I’ve just received a shiny new Vango F10 Argon 200 tent, and it looks fantastic and feels really lightweight!
This post only covers my trial pitch in the back garden (I’ll report on it’s use in the hills later), so I’m not making any serious comments about it’s use in the proper wilds (ie in strong winds or rain/snow on mountain-sides) but initial impressions are very good.
It’s packed dimensions are small – just 45cm long and far thinner than one of those old-style rolled up foam mats! But it’s the weight that’s a real surprise – just 1.8kg… It really feels light, and I’m sure it’s lighter than my new sleeping bag (also from F10), which is a very odd sensation… More on that in a bit…
The pegs are the smallest and lightest I’ve ever seen, and I would expect that they will need to be “rocked down” in practice. But pegs are carried weight in the rucksac, rocks for loading them with aren’t, so that’s probably a good saving – as long as there are good rocks around to weigh them down with where you pitch the tent and it’s not too bad weather… (According to the F10 website, they’re made of titanium – and only 2g or 5g each…)
Another nice touch on the pegs is the coloured tips – which if you’re a clumsy butterfingers like me and prone to dropping one or several of them out their stuff bag onto the ground, makes it a lot easier to see where they’ve gone. Also useful when it comes to taking the tent down.
The interior of the tent is good and roomy for one – perfect for expedition/photography use. It would be a bit cramped for two, but if you’re travelling seriously ultralight it would be viable for short trips and better than some heavier alternatives.
The axial-hub pole system seems rather unique to me, and makes a rock solid framework – which even stands up on it’s own without the tent! That gives me good confidence this is going to be a tent that will withstand some of the nastier weather a mountain can throw at it… 🙂 It also makes it surprisingly easy to pitch.
I’m not usually a fan of pitching inner first, but the inner looks to be sufficiently water resistant not to be an issue for the short time that pitching will take. (Five mins is the estimate on their website – after you’ve got past the first couple of “discovery and learning” pitches, which are slow for every new tent – I’d reckon that’s not at all far off…)
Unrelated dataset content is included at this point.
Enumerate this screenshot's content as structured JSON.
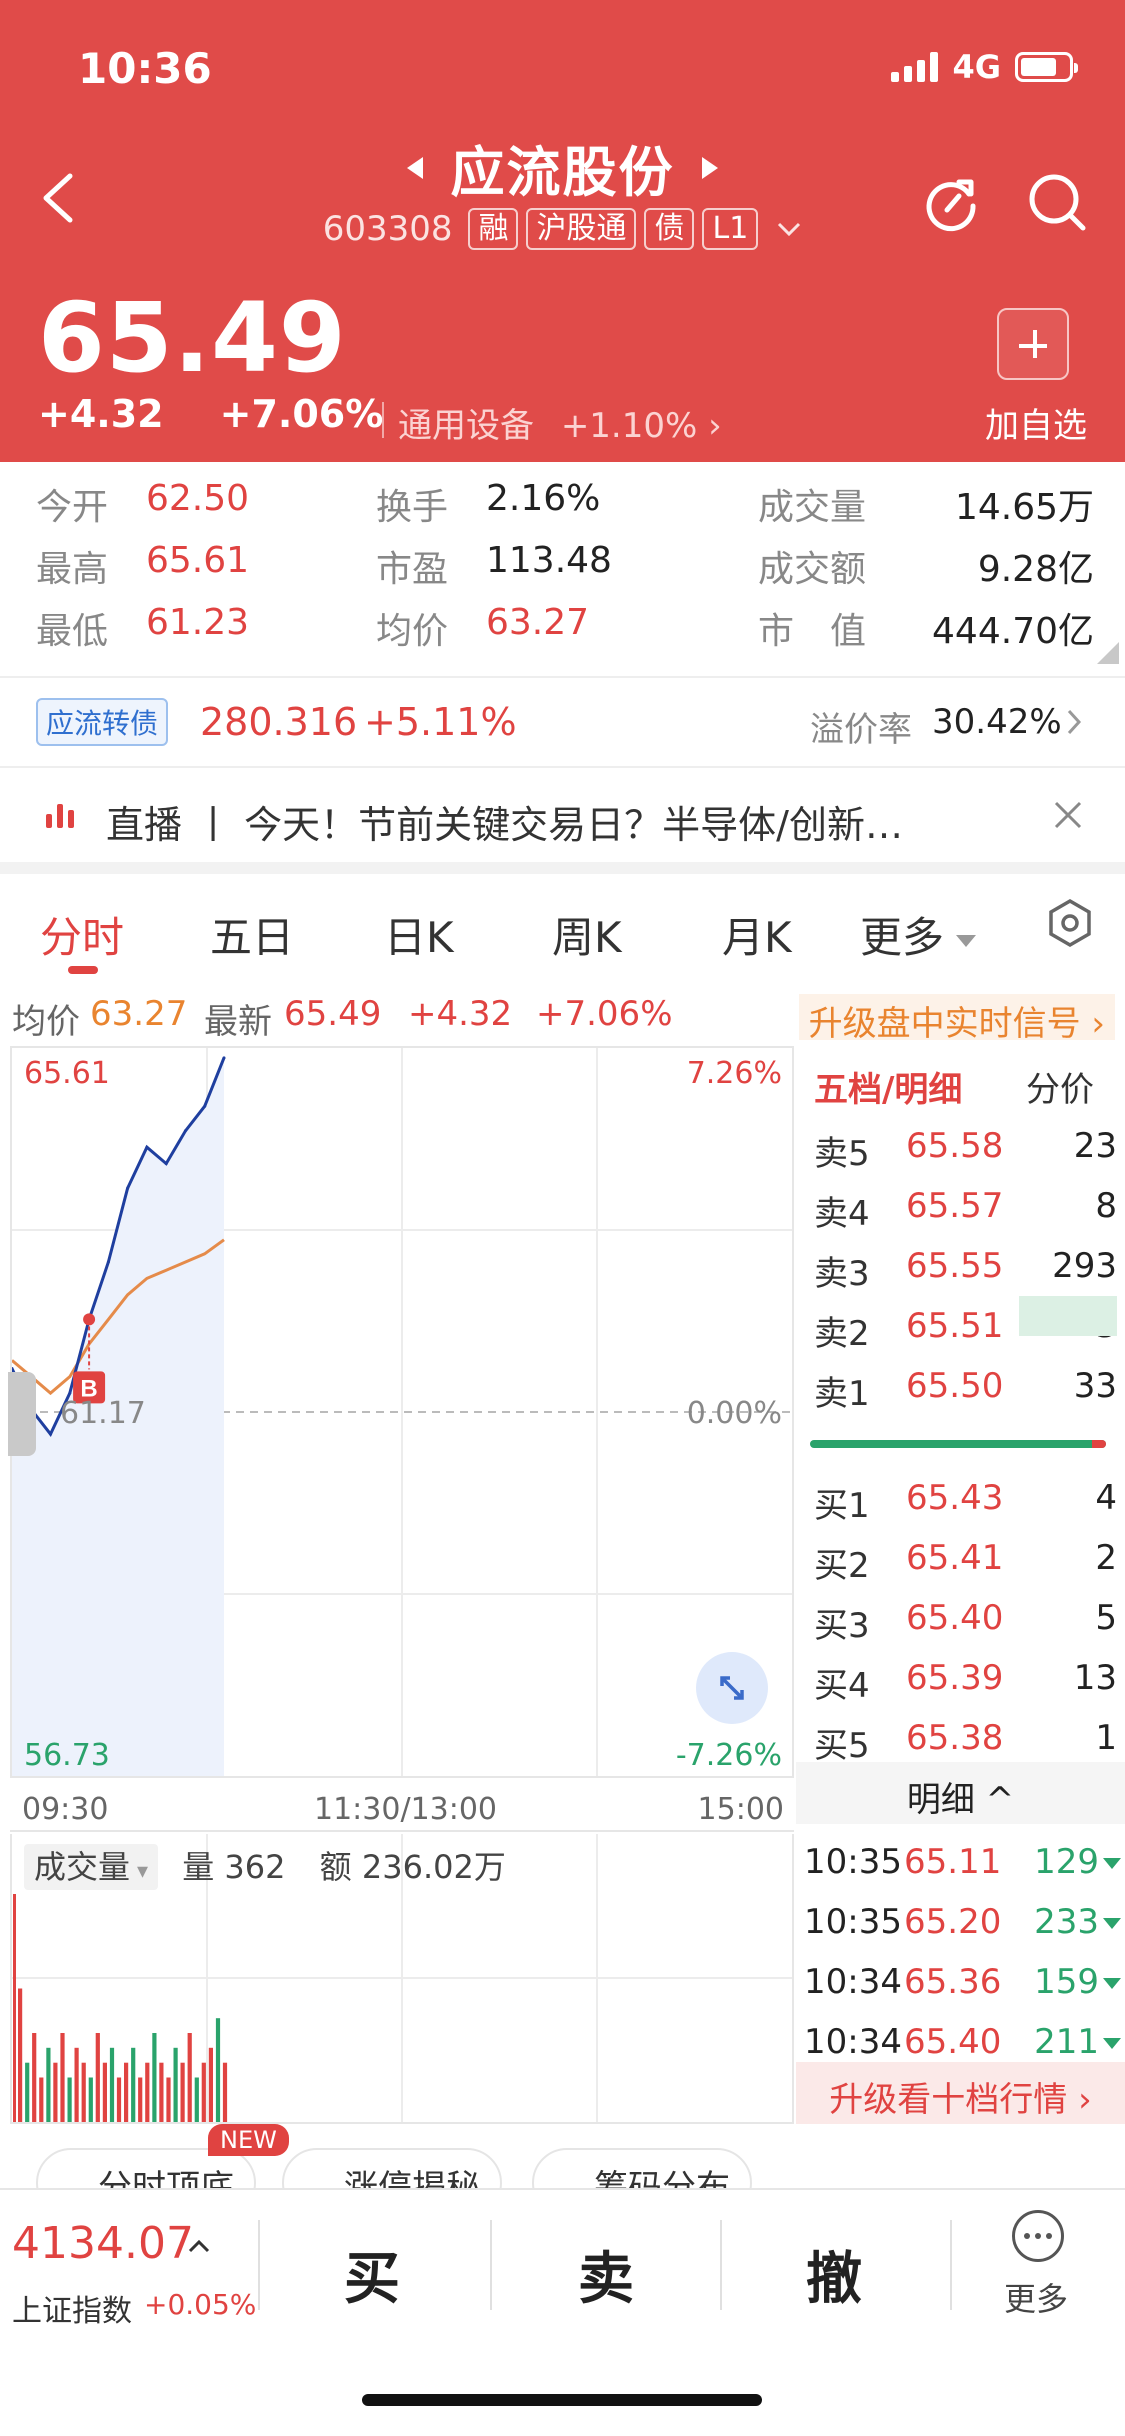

You might think that a reasonably water resistant inner would be bad for breathability… Well, I’m not going to lie here, I have seen more breathable inners… But they also weigh more, and are less good in hostile weather. I think F10 have the compromise right on the Argon 200 here – the inner isn’t the most breathable around, but equally there are far worse out there. And the mesh panel at front and rear (particularly with front panel and the excellent “hooded” opening on the front outer open) look like they’ll do a good enough job. UPDATE – in early use on the mountain, this does indeed seems to work well enough.
Final thoughts. I’ve previously had the Vango F10 Helium 200 (2009 model, not the latest superlight carbon one) and while it’s an amazingly light tent, the porch really doesn’t cut it for me. No room at all. Think of the Helium 200 as a posh bivvy bag with room to sit up in, and use it accordingly, and it’s great. But not for extended time on the hills in winter and in rough weather…
The Argon 200 is a massive improvement over this, particularly with it’s generous sized porch and that means that cooking/wet gear has ample room. And only a 400g weight penalty is very liveable with for the advantages it gives (1.4kg for Helium 200, 1.8kg for Argon 200).
The pole construction (interlocked and crossing over) is another real bonus of the Argon over the Helium too – I expect this to mean the tent is significantly more stable in any level of breeze.
Really looking forward to using this and my Endurance 1300 sleeping bag on the Lake District hills in winter for the Scafell Project 🙂
PS Please ignore the odd white “groundsheet” (actually some mountboard wrapping) under the tent. Call me odd, but I wanted to pitch the tent for the “first proper time” on the mountain rather than in my garden and this meant I could do a test pitch (and this write-up) before I set out 😉